The hunt, chase and kill had transpired very quickly. Now there was a stricken wildebeest lying on the ground with two cheetahs beginning to feed, whilst the third kept a careful watch for intruders.
LEFT: Two hungry cheetahs begin to feast on the still live wildebeest whilst a third cheetah watches for other predators. It's unusual behaviour for cheetahs to feed on still-living prey.
While one of the brothers tore the flesh from the favoured area of the animal; the rear haunches, his brethren began to open an area in the region of the neck, to drink the fresh blood. Blood is very rich in iron and often is drunk by animals as a vitamin supplement to water. The luckless victim continued to try and make an escape, but clearly this movement was instinctive. I was told by the KWS ranger that cheetahs rarely eat live food, and to do so, probably can be explained by heightened hunger.
In between feeding, each cheetah in unison would stop momentarily, raise himself high from the ground and scan the horizon for danger.
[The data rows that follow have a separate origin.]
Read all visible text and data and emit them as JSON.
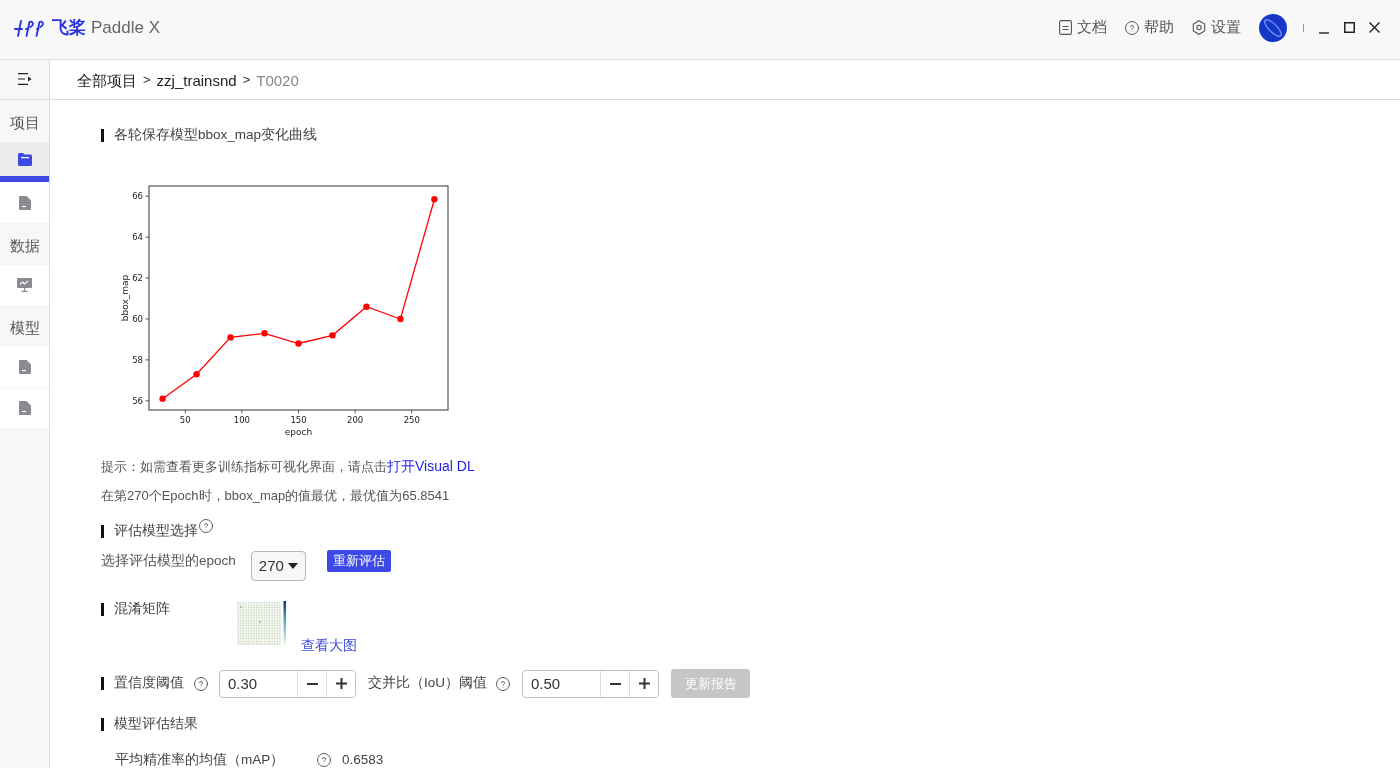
{
  "header": {
    "logo": {
      "brand": "飞桨",
      "product": "Paddle X"
    },
    "links": [
      {
        "kind": "doc",
        "label": "文档"
      },
      {
        "kind": "help",
        "label": "帮助"
      },
      {
        "kind": "settings",
        "label": "设置"
      }
    ]
  },
  "breadcrumb": {
    "separator": ">",
    "items": [
      {
        "label": "全部项目",
        "current": false
      },
      {
        "label": "zzj_trainsnd",
        "current": false
      },
      {
        "label": "T0020",
        "current": true
      }
    ]
  },
  "sidebar": {
    "sections": [
      {
        "label": "项目",
        "items": [
          {
            "kind": "folder",
            "selected": true
          },
          {
            "kind": "file",
            "selected": false
          }
        ]
      },
      {
        "label": "数据",
        "items": [
          {
            "kind": "chart",
            "selected": false
          }
        ]
      },
      {
        "label": "模型",
        "items": [
          {
            "kind": "file",
            "selected": false
          },
          {
            "kind": "file",
            "selected": false
          }
        ]
      }
    ]
  },
  "curve": {
    "title": "各轮保存模型bbox_map变化曲线",
    "chart_data": {
      "type": "line",
      "xlabel": "epoch",
      "ylabel": "bbox_map",
      "x": [
        30,
        60,
        90,
        120,
        150,
        180,
        210,
        240,
        270
      ],
      "values": [
        56.1,
        57.3,
        59.1,
        59.3,
        58.8,
        59.2,
        60.6,
        60.0,
        65.85
      ],
      "color": "#ff0000",
      "marker": "o",
      "xlim": [
        18,
        282
      ],
      "ylim": [
        55.55,
        66.5
      ],
      "xticks": [
        50,
        100,
        150,
        200,
        250
      ],
      "yticks": [
        56,
        58,
        60,
        62,
        64,
        66
      ]
    }
  },
  "hint": {
    "text": "提示：如需查看更多训练指标可视化界面，请点击",
    "link": "打开Visual DL"
  },
  "best_note": "在第270个Epoch时，bbox_map的值最优，最优值为65.8541",
  "eval_select": {
    "title": "评估模型选择",
    "label": "选择评估模型的epoch",
    "epoch": "270",
    "button": "重新评估"
  },
  "confusion_matrix": {
    "title": "混淆矩阵",
    "link": "查看大图"
  },
  "thresholds": {
    "title": "置信度阈值",
    "confidence": "0.30",
    "iou_label": "交并比（IoU）阈值",
    "iou": "0.50",
    "update_button": {
      "label": "更新报告",
      "disabled": true
    }
  },
  "results": {
    "title": "模型评估结果",
    "metrics": [
      {
        "label": "平均精准率的均值（mAP）",
        "value": "0.6583"
      }
    ]
  }
}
A lion or hyena group could easily steal the carcass and perhaps injure one of the trio. Overhead, vultures attracted to the recent kill, began to circle the carcass.
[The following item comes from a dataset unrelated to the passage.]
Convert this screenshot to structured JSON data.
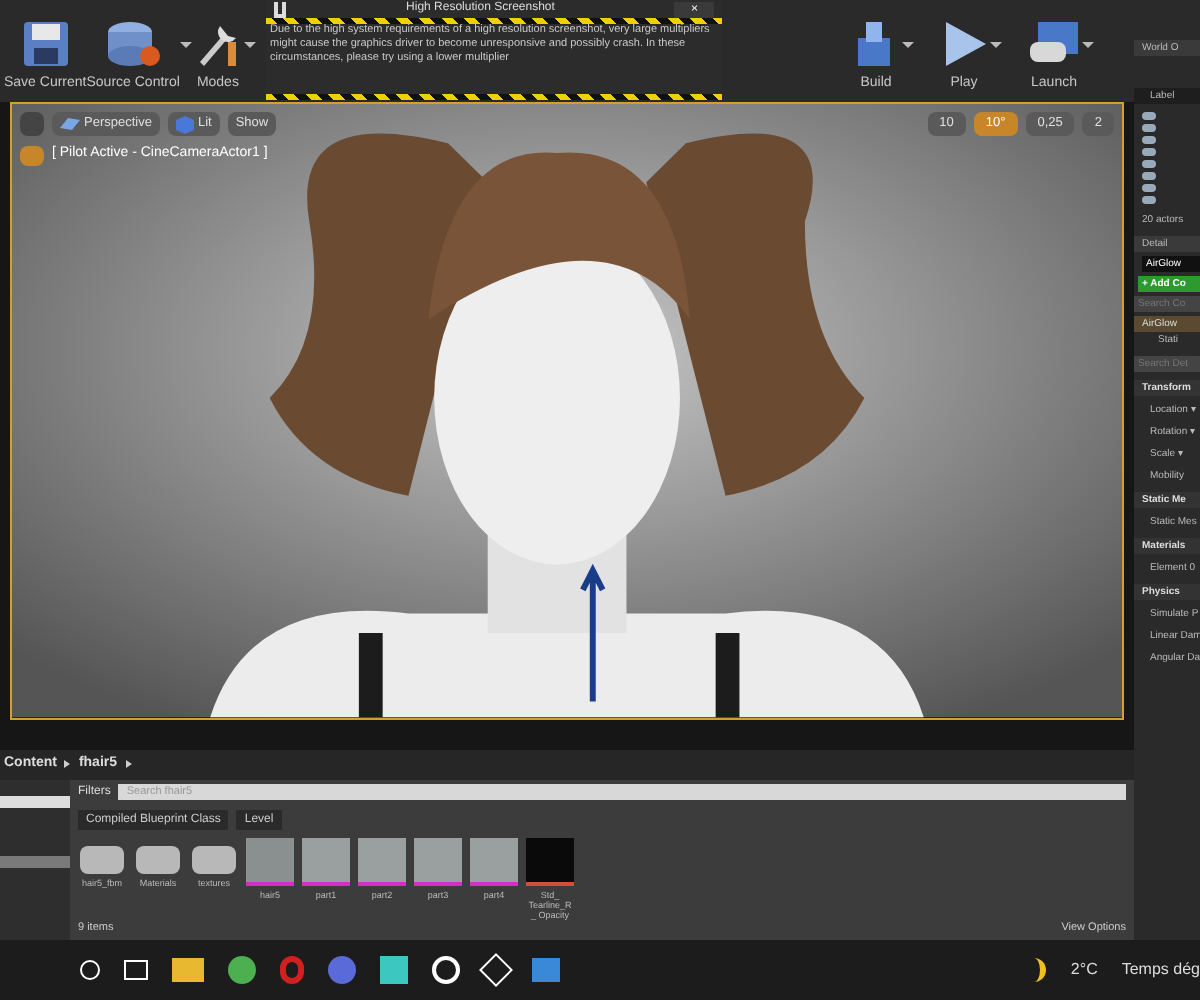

Unusual Cheetah Behaviour
The normal practice for cheetahs is to “rush their meal” for fear of losing it to another scavenging animal – the behaviour is almost “hit and run”; but, thirty minutes had gone by and the three brothers were still eating! This was not normal behaviour.
The flanks had been consumed and now the trio were demolishing and feeding upon the remainder of the carcass. A lone jackal, attracted by the smell of blood boldly made his way towards the carcass, however, the brothers had little intension of sharing their food with a non family member and quickly charged the jackal, putting this “lower predator” into its rightful place. Eventually the jackal was successful in steeling a morsel (the stomach).
LEFT: A male cheetah lifts its head from early dining to sneer at a Jackrel that wants her share of the free food which the jackrel did not earn....
The three brothers, whose bellies were now visibly distended, had within forty minutes consumed most of the accessible meat from the carcass. Immediately after the last cheetah had left the remains, the waiting vultures descended and began to rip apart the remainder of the flesh. The transition was swift; it reminded me of a hoard of flies attracted to a piece of left over meat at a summer BBQ, or perhaps a school of piranha attacking a hapless victim in Amazonian waters. Literally within minutes, the bones were picked relatively clean with only the rib cage showing above the grass. Nothing went to waste.
I'll return to the cheetahs at some stage in the future, however, I won't be discussing the three brothers. Instead, we'll have a glimpse into the life of three, very playful one-week old cheetah cubs and their mother.